The former Kilmarnock midfielder was appointed as a player-coach at Palmerston Park this summer, but he stepped up to become temporary head honcho when manager Jim McIntyre left for Ross County earlier this month.
With coach Billy Dodds and sports scientist Ross Hughes also leaving to join McIntyre in Dingwall, Fowler, who is still playing, has had to juggle a number of roles while keeping the Dumfries side in the upper echelons of the Championship.
A draw at Falkirk in the aftermath of the change was followed by a 1-0 win over Hibs, but Fowler got his first taste of managerial disappointment on Saturday when his side went down to Cowdenbeath.
Chairman Billy Hewitson had advised on Friday that no announcement would be made until this week, and Fowler, who will be back multi-tasking today, said: “Management is a natural progression for me. You play, and then you play and get involved in coaching.
“For two years I worked with Allan Robertson and the Development Squad at Kilmarnock. I would take sessions on my days off and on my holidays to gain experience. I was comfortable in that environment, but I wanted to step up to working with a first team and that is why I came to Queens.” Fowler’s progression from player to player-coach and potentially player-manager was symbolically marked, as he explained: “The move was a change in responsibilities but for the first couple of weeks of pre-season I was in the dressing room with the players.
“It was great as I was getting to know them, however I took a step away and started going into the managers’ changing rooms. That was a big change as it was recognising that I had a different job to do. I have changed again as I have been on my own during the past few weeks but I have enjoyed it.”
Despite creating distance, Fowler has no intention of being autocratic. He said: “You cannot stand still with players. They have changed over the years and coaches have had to change in how they manage them. When I first came in you would get a right good old telling off and I did from my first boss Bobby Williamson and then Jim Jefferies and Billy Brown. I was okay with that and played under them for a long time but footballers respond differently now.

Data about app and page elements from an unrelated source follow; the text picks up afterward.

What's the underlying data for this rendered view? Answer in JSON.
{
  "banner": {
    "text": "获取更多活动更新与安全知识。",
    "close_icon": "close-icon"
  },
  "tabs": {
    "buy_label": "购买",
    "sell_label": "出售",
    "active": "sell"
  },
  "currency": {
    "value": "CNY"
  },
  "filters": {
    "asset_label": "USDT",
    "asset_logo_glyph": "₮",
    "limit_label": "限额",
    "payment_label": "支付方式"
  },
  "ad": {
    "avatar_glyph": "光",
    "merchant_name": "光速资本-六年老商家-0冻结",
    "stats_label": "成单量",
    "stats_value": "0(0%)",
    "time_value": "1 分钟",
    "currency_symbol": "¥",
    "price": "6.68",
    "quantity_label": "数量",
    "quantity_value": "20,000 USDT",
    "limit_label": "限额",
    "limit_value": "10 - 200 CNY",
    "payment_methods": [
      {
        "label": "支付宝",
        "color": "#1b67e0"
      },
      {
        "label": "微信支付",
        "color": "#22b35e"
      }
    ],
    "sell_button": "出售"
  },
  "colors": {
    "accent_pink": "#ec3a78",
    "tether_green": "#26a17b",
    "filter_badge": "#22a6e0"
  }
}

“A lot of the boys need cuddles and supported that way. It is all about assessing individuals and getting the best out of them. Some still need a blast but you need other methods.”
Fowler also learnt from former Rugby Park managers Mixu Paatelainen and Kenny Shiels. “Mixu improved me as a player, as he helped me understand the game better at an age where I did not think I could improve,” said Fowler. “His training methods opened my eyes and as I was just starting my qualifications it was great to see him work.
“Kenny was really keen on the training field. He was a coach and a hands-on manager. Jim McIntyre was as well and I see myself as having a similar approach to them.”
Asked if he would continue playing in the event that he lands the Queens job permanently this week, Fowler said: “Initially, I thought I was going to stop, but I spoke to a few people and they all advised me to keep going.
“If I am given the role I would bring someone in to take some of the workload off me and that would make things easier in terms of getting on the pitch.”
Despite Saturday’s defeat at Central Park, Fowler has been encouraged by the way the players have responded to his management. He said: “The boys have been excellent with me. There is a good mix of youth and experience and we believe that we can be a top four side and make the play-offs. I would love to be the man to take them there.”